“Though some tech-savvy seniors can be found on Facebook, joining a modern-day social network may seem out of reach for a large number of older adults—especially those who are unfamiliar with or resistant to technology. Now, some tech innovators and forward-thinking senior housing providers are taking steps to change things.

“Thanks to work out of the University of Notre Dame, residents at two senior housing communities in South Bend, Indiana, have been able to create their own social networks, fostering a sense of community where it had previously been lacking.” Read the article.


Vancouver Is Leading the Way on Accessory Dwelling Units
By Frances Bula, CityLab

“Laneway houses are Vancouver’s answer to a growing trend in North America’s priciest metro areas. The idea is to squeeze more housing into residential areas without changing the character of the neighborhood too much. The small homes, known in other cities as ‘coach houses,’ ‘granny flats,’ or ‘accessory dwelling units,’ are meant to offer a way for middle-income people to live in locations they otherwise could not afford.

“Vancouver created the most permissive policy in North America, allowing laneway homes to be built on almost all single-family lots. The city of about 640,000 people has seen almost 2,000 applications for laneway houses in the six years they’ve been allowed. About 85 per cent of those have been built, according to home builder Jake Fry, whose company called Smallworks is the best known in what has become a niche building sector.” Read the article.


The on-demand economy: Changing the way we live as we age
By Luke Yoquinto and Joseph Coughlin, The Washington Post

“Companies such as Instacart, Uber and TaskRabbit may be known for their appeal to young, urban consumers, but they may soon influence older adults’ lives just as profoundly. Offering alternatives to traditional, senior-oriented services, these companies stand to transform how the older demographic gets things done.

“At 88, Sally Lindover already participates as both a user and a provider in what’s known as the on-demand and sharing economy.” Read the article.


Getting old in America
By Stuart Butler, Brookings Institution

“As Baby Boomers hit the retirement age, they are worrying about the potential costs and medical needs associated with growing old in America. With good reason. An estimated 70 percent of adults turning 65 next year will eventually need some level of long-term care and support services (LTSS) of some form. If they end up needing nursing home care, that now averages nearly $90,000 a year.

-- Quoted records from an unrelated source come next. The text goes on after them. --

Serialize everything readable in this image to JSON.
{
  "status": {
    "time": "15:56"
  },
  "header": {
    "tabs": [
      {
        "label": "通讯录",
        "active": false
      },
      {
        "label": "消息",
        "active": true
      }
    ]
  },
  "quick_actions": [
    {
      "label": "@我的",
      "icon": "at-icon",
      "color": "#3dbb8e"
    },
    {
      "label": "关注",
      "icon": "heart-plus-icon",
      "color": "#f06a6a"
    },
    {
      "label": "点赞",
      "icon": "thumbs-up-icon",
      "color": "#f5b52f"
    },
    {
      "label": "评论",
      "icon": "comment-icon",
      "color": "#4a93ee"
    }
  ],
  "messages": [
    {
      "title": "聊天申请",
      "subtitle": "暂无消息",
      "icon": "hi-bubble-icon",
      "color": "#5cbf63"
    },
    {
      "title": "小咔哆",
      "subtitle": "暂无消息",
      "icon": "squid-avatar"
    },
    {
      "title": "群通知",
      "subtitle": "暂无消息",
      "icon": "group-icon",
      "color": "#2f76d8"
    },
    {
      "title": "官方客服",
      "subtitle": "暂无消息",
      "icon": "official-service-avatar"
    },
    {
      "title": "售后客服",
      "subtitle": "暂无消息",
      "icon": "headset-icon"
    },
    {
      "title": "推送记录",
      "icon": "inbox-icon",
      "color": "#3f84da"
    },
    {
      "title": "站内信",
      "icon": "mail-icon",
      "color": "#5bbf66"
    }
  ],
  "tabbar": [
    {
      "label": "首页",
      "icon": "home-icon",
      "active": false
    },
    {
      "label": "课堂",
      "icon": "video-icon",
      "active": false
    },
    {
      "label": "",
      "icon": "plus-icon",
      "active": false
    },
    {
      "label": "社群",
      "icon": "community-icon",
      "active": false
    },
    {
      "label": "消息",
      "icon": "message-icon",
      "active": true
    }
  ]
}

“Public programs spend well over $100 billion annually on LTSS. But despite this public spending, older Americans requiring care typically must cover roughly half of the cost out-of-pocket—although the amount varies widely. Meanwhile, the additional unpaid family cost of caring for the aged is startling. According to a recent AARP research report, approximately 34 million family members and friends—mainly women—provided unpaid care to an older American last year.” Read the article.

KEYWORDS: ANAND PAREKH, JASON GRUMET, WHAT WE'RE READING, WHITE HOUSE